The footings of most foundations are placed below the frost depth. In colder areas of the United States, this can mean excavating and pouring concrete 4 ft. or more below grade. If you include enough rigid-foam insulation around a foundation, however, you can keep the soil under the house warm enough to permit shallow excavations, which can be 12 in. or 16 in. deep, even in northern areas.
So-called frost-protected shallow foundations usually consist of a monolithic (thick-edged) slab wrapped with vertical and horizontal rigid-foam insulation. Although the International Residential Code (IRC) does not require a shallow foundation to have insulation below the slab, omitting the subslab insulation is not a good idea. After all, the more insulation you have under the slab, the less heat will leak out of your house into the soil below. Fortunately, these shallow foundations don’t depend on leaking building heat to keep the soil warm. Instead, horizontal wing insulation extending from the bottom edge of the slab helps to retain the natural warmth of the earth.
Either extruded-polystyrene (XPS) or denser types of expanded-polystyrene (EPS) insulation may be used to insulate a frost-protected shallow foundation. To account for the possible performance degradation of foam insulation that remains buried for years, designers “derate” the presumed R-value of XPS from its nominal value of R-5 per in. to R-4.5 per in. The amount of insulation you’ll need depends on the air-freezing index in your area.
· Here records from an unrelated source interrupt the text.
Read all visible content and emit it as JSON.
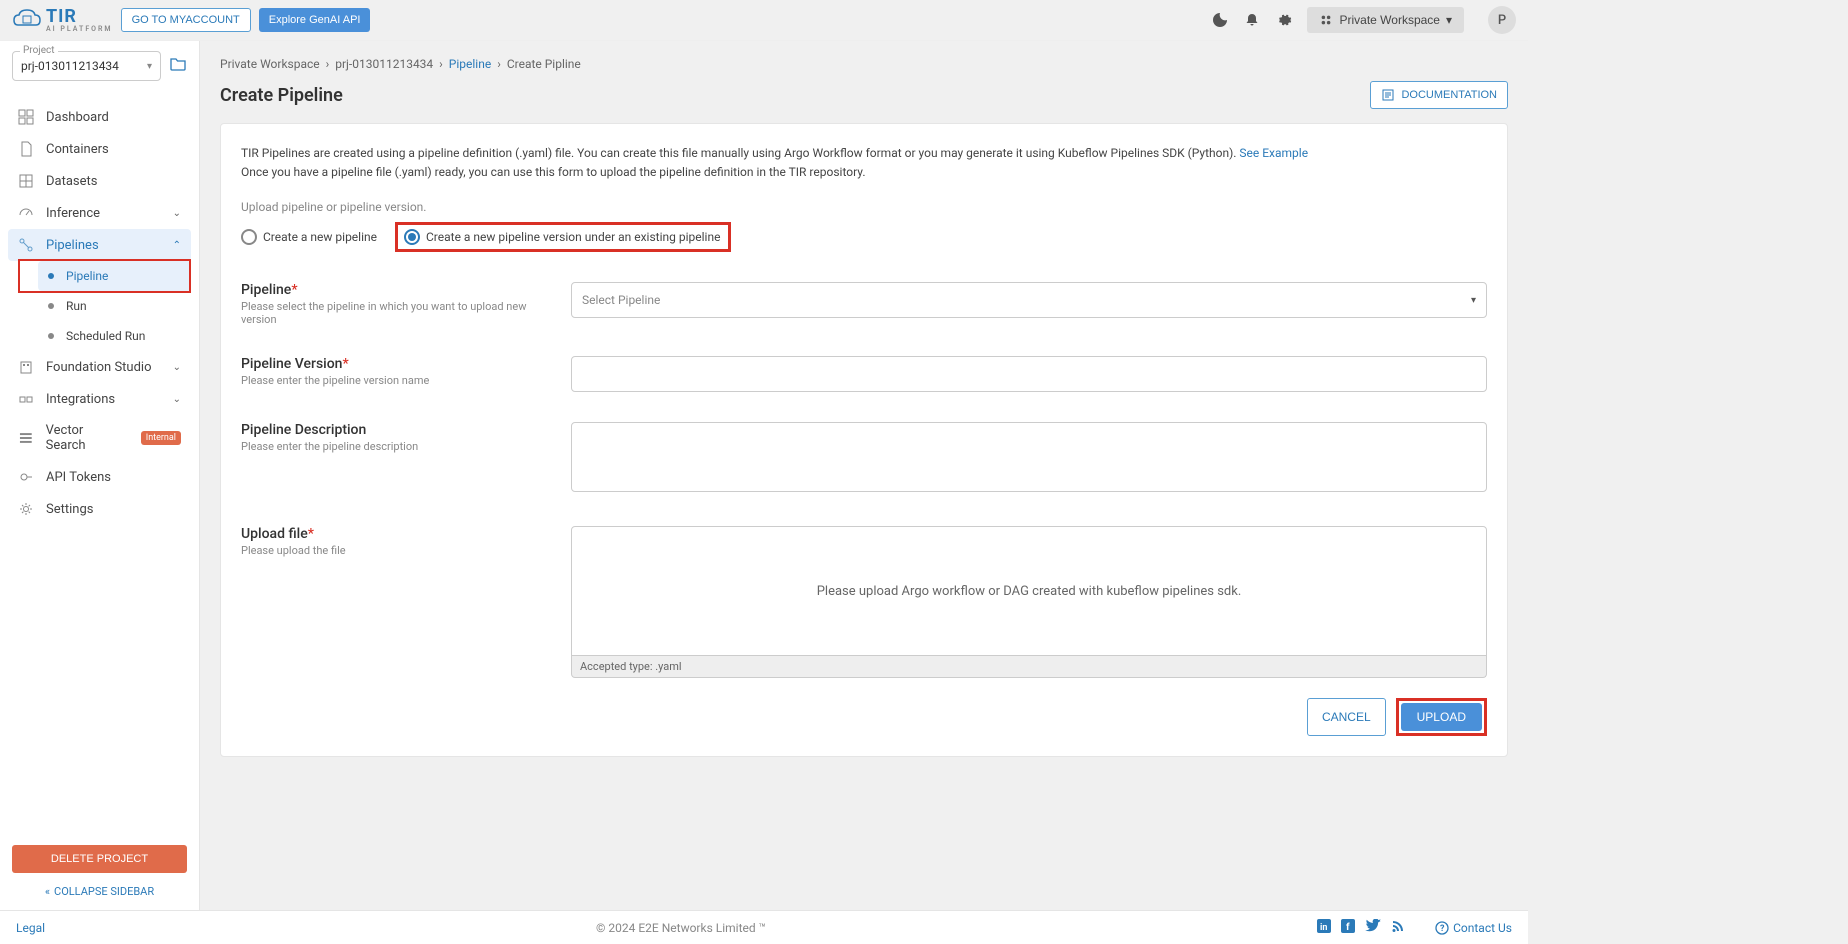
{
  "topbar": {
    "logo_title": "TIR",
    "logo_sub": "AI PLATFORM",
    "go_myaccount": "GO TO MYACCOUNT",
    "explore_api": "Explore GenAI API",
    "workspace_label": "Private Workspace",
    "avatar_letter": "P"
  },
  "sidebar": {
    "project_label": "Project",
    "project_value": "prj-013011213434",
    "items": {
      "dashboard": "Dashboard",
      "containers": "Containers",
      "datasets": "Datasets",
      "inference": "Inference",
      "pipelines": "Pipelines",
      "pipeline": "Pipeline",
      "run": "Run",
      "scheduled_run": "Scheduled Run",
      "foundation": "Foundation Studio",
      "integrations": "Integrations",
      "vector": "Vector Search",
      "vector_badge": "Internal",
      "api_tokens": "API Tokens",
      "settings": "Settings"
    },
    "delete_btn": "DELETE PROJECT",
    "collapse": "COLLAPSE SIDEBAR"
  },
  "breadcrumb": {
    "b1": "Private Workspace",
    "b2": "prj-013011213434",
    "b3": "Pipeline",
    "b4": "Create Pipline"
  },
  "page": {
    "title": "Create Pipeline",
    "doc_btn": "DOCUMENTATION",
    "intro1": "TIR Pipelines are created using a pipeline definition (.yaml) file. You can create this file manually using Argo Workflow format or you may generate it using Kubeflow Pipelines SDK (Python). ",
    "see_example": "See Example",
    "intro2": "Once you have a pipeline file (.yaml) ready, you can use this form to upload the pipeline definition in the TIR repository.",
    "upload_section_label": "Upload pipeline or pipeline version.",
    "radio_new": "Create a new pipeline",
    "radio_version": "Create a new pipeline version under an existing pipeline",
    "fields": {
      "pipeline_title": "Pipeline",
      "pipeline_desc": "Please select the pipeline in which you want to upload new version",
      "pipeline_placeholder": "Select Pipeline",
      "version_title": "Pipeline Version",
      "version_desc": "Please enter the pipeline version name",
      "desc_title": "Pipeline Description",
      "desc_desc": "Please enter the pipeline description",
      "upload_title": "Upload file",
      "upload_desc": "Please upload the file",
      "upload_placeholder": "Please upload Argo workflow or DAG created with kubeflow pipelines sdk.",
      "upload_hint": "Accepted type: .yaml"
    },
    "cancel_btn": "CANCEL",
    "upload_btn": "UPLOAD"
  },
  "footer": {
    "legal": "Legal",
    "copyright": "© 2024 E2E Networks Limited ™",
    "contact": "Contact Us"
  }
}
Coincidentally, because of existing energy-code requirements, you may already be insulating your foundation walls enough to achieve the necessary R-value for a shallow foundation.
Let’s say you’re building a frost-protected shallow foundation in a Minnesota town with an air-freezing index of 2500. According to code requirements for frost-protected shallow foundations found in Table R403.3 of the IRC, the minimum R-value of the vertical insulation at the perimeter of the slab is R-6.7 (about 1-1/2 in. of XPS). Ironically, the energy section of the IRC, which applies to all types of slabs, not just those that are frost-protected, requires more slab-edge insulation, R-10, for slabs commonly built with full-depth footings in this climate zone.
The R-value for the horizontal wing insulation in this example is R-4.9. Table R403.3 also specifies the minimum width and configuration of the wings.
Now that minimum energy-code requirements for slab insulation have overtaken the design requirements for a frost-protected shallow foundation, the line between a “conventional” slab-on-grade foundation and a frost-protected shallow foundation has been blurred. As a result, almost any monolithic slab complying with energy-code requirements can be turned into a frost-protected shallow foundation by adding the required wing insulation.
For more information, see “Revised Builder’s Guide to Frost Protected Shallow Foundations” (www.toolbase.org/PDF/DesignGuides/revisedFPSFguide.pdf